Albemarle High students get a hand up with mentor program

To illustrate the power of self-belief, especially when receiving encouragement from others, students, faculty and community members at Albemarle High School watched a short clip Friday afternoon of the 2006 sports drama “Facing The Giants.”

In the video, Coach Grant Taylor, trying to inspire his team which has endured several losing seasons, selects a player to carry a teammate the length of the field on his back while moving forward on his hands and feet — an exercise known as a death crawl.

Despite his protests, the player digs in and finds the inner strength to make the arduous journey — thanks to words of encouragement from Taylor and his teammates.

Similar to Taylor and his team, AHS principal Dr. Robert Wingate is working to make sure his senior class graduates on time — and he has invited people from across the county to act as mentors to help make his vision a reality.

“The whole time I was watching this, I was visualizing Dr. Wingate down there, pushing the players, pushing the seniors,” assistant principal Jerri Aiken said. “He is your biggest cheerleader and I think you guys have seen that.”

Wingate was unable to attend Friday’s event.

As part of the program, 29 people have volunteered to mentor the same number of seniors. The plan is to broaden the program to include all seniors and to continue the program each year.

“This is just a way of keeping a check on them and encouraging them to keep going,” SCS Assistant Superintendent Dr. Amy Blake-Lewis said.

The students are on track to graduate, but Wingate, in a phone interview, said he wants to provide them an opportunity for mentorship that he never had when he was their age. During his time at Wingate University, Wingate said he conducted research related to the importance of students having mentors.

“Everybody needs a mentor,” Wingate added.

Karissa and Brian Johnson, senior pastors at Perfecting Life Global Ministries, were selected as mentors, as was Melissa Smith, the district’s director of community engagement and dropout prevention. Others included Timothy Hatley, the SCS director of testing and accountability, Beverly Pennington, the district’s director of student services, and Michael Stovall, pastor of Resurrection Community Church in Albemarle.

After the pairs were announced, mentors and students got to know each other over slices of pizza. The mentors were provided folders with basic information about the students, such as their school schedule, along with a Bulldog mentoring action plan.

Brian Johnson was paired with 17-year-old Tayshawn Ligon, who hopes to eventually become a welder.

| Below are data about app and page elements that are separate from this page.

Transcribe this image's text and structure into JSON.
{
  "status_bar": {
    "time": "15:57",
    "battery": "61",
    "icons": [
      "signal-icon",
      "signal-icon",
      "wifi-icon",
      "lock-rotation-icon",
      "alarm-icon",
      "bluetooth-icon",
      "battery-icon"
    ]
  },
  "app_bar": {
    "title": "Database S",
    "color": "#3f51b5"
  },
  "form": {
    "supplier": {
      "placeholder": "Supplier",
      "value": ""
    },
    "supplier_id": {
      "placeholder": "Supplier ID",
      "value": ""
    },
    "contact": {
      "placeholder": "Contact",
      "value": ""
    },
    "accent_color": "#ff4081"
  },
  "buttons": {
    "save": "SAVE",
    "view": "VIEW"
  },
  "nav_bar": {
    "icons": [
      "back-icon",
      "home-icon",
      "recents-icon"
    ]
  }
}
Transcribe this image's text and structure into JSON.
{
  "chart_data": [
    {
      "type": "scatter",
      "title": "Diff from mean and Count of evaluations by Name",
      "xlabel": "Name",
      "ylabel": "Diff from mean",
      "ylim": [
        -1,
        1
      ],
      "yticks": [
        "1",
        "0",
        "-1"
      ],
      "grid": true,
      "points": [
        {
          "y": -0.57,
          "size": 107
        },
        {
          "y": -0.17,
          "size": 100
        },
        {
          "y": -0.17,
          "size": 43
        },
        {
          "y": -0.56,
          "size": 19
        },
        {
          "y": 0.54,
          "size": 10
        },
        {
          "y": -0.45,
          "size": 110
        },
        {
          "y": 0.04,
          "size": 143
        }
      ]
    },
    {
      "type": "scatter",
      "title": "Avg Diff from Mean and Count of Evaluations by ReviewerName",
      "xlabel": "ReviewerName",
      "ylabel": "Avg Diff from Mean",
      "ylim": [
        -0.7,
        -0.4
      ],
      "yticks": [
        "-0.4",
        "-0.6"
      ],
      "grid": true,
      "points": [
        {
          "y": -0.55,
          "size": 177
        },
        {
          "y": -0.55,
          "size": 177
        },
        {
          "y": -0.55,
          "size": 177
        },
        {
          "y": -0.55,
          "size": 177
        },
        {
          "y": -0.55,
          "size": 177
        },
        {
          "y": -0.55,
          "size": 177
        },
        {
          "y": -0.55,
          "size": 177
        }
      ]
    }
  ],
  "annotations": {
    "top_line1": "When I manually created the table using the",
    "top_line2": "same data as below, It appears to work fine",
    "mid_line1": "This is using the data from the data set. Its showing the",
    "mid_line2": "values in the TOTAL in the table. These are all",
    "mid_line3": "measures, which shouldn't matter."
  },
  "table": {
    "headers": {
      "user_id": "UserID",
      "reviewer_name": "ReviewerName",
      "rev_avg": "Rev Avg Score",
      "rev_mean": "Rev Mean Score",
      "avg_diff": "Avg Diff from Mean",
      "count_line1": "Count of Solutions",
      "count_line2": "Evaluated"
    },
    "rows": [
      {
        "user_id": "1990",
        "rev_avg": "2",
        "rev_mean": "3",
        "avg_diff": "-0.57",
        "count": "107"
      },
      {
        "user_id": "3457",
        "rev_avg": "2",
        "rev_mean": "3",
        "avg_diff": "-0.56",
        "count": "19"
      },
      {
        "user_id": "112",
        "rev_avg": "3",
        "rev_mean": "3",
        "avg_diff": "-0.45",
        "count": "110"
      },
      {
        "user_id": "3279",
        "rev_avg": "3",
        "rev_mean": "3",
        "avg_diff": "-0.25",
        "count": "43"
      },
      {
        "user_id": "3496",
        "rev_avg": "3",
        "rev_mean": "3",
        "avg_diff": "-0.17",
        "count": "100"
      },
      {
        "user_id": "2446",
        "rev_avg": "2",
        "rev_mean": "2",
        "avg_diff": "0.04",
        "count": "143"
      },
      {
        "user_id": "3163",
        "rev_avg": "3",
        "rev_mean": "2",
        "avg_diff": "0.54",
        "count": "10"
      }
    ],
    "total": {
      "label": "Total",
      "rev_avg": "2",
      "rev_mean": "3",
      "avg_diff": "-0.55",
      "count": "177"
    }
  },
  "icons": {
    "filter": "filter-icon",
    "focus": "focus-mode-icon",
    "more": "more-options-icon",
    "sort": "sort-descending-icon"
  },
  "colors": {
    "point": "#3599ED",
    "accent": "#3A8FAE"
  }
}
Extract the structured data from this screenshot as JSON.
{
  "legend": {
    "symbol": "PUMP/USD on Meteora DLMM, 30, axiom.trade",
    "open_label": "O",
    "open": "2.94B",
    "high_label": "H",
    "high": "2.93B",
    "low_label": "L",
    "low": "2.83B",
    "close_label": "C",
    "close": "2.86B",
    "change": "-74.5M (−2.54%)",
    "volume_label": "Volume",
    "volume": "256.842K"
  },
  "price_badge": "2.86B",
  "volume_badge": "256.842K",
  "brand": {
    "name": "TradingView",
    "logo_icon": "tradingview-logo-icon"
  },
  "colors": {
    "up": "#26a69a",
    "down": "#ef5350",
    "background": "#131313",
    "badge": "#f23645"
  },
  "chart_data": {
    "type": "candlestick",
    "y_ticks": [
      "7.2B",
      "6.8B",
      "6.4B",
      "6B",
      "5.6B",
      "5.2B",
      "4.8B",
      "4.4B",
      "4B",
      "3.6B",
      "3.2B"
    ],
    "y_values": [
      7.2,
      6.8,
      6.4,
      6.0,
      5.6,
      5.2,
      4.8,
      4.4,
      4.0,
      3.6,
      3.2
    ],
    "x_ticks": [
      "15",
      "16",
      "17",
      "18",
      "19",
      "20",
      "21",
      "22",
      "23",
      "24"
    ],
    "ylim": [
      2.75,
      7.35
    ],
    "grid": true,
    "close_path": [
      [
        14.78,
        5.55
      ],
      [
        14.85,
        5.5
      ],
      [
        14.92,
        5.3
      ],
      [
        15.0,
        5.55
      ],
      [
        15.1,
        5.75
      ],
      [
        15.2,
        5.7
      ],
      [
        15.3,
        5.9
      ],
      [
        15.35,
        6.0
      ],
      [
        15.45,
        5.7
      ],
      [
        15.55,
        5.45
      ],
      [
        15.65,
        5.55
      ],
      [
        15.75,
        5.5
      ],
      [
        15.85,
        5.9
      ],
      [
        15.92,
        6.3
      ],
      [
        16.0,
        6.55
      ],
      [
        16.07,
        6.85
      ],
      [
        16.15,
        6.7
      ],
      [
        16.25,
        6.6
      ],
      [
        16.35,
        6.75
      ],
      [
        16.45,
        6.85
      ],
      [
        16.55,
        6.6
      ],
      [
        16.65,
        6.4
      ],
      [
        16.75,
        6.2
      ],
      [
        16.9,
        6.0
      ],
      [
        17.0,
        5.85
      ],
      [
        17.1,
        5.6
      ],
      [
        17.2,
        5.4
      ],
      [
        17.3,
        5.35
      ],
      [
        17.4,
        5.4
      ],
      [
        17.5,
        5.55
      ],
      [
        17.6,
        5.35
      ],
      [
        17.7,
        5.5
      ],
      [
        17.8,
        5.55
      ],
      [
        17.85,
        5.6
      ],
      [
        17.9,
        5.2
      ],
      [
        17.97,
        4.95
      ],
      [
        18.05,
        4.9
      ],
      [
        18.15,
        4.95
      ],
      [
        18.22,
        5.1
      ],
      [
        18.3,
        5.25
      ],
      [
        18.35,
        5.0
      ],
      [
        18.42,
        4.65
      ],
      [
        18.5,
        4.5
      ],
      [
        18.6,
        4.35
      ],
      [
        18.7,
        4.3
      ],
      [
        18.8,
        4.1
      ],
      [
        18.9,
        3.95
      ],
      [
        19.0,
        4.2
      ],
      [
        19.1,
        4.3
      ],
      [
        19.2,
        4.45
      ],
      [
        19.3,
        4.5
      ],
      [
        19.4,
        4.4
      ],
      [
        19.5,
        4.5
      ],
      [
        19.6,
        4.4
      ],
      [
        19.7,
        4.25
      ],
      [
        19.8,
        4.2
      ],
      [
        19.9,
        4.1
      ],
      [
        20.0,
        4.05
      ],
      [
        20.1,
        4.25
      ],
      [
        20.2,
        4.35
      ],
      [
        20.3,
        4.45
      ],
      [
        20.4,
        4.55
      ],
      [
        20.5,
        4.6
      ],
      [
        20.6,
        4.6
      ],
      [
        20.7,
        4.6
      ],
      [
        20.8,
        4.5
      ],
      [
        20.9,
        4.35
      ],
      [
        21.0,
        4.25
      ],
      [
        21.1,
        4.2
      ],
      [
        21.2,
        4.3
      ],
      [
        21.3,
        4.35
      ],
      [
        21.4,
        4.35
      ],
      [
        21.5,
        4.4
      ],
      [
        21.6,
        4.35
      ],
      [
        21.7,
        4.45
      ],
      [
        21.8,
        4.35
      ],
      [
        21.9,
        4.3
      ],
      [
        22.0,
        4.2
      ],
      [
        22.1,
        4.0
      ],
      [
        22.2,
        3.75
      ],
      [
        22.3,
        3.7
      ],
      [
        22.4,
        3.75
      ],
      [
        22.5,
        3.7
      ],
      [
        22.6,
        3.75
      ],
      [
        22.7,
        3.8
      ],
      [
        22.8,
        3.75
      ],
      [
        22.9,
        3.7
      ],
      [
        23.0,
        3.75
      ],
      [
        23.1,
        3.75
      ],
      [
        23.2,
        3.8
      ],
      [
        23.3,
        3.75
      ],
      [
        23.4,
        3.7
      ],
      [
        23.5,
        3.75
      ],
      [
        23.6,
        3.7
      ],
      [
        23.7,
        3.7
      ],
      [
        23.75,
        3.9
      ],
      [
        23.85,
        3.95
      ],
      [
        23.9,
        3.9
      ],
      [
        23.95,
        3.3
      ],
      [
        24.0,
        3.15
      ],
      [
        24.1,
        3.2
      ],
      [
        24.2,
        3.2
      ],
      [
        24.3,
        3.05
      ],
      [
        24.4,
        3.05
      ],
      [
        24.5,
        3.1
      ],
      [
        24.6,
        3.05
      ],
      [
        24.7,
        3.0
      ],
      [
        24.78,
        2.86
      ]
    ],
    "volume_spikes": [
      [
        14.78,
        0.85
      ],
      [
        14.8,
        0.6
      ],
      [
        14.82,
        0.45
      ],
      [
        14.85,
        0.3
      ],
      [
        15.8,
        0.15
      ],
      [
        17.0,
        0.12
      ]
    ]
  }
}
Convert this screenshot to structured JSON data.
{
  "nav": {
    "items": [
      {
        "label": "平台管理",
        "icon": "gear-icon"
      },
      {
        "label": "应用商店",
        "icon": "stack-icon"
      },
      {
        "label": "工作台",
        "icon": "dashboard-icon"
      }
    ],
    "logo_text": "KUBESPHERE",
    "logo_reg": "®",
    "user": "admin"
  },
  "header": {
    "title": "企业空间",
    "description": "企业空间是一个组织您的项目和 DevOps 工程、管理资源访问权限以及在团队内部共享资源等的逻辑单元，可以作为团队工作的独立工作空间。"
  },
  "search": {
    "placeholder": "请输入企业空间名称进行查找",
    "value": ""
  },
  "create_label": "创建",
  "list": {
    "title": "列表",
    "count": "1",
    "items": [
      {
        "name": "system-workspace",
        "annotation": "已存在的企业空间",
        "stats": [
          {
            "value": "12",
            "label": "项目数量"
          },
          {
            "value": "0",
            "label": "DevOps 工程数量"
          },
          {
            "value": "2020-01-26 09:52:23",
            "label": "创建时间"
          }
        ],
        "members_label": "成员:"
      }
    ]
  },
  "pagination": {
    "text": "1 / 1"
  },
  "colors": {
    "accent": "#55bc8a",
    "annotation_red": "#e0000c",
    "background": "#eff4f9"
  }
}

Though they had never met, Ligon said he identified Johnson as a possible mentor before the pairs were announced.

“I just met him today and it was like it was meant to be,” Ligon said, adding he hopes his time with Johnson will “build me up stronger and motivate me more.”

How often they get together is dependent upon Ligon, Johnson said, but, “I would love for him to come and see me.”

Smith was paired with two female students. She said she did not know them, though she said she was an assistant principal at Albemarle years ago when one of the girls’ mother was a student.

Knowing the importance mentors had on her life growing up, Smith said she is looking forward to getting to know Akala Garrett and Anautica Meaders and wants the relationships to extend beyond graduation.

“Sometimes you just need that extra encouragement to just make that last push,” Smith said. “It’s a lot of pressure, especially when you’re transitioning into adulthood.

“When you have someone that is nurturing, that is there to try and protect you and provide that extra support that you need, they will never forget it.”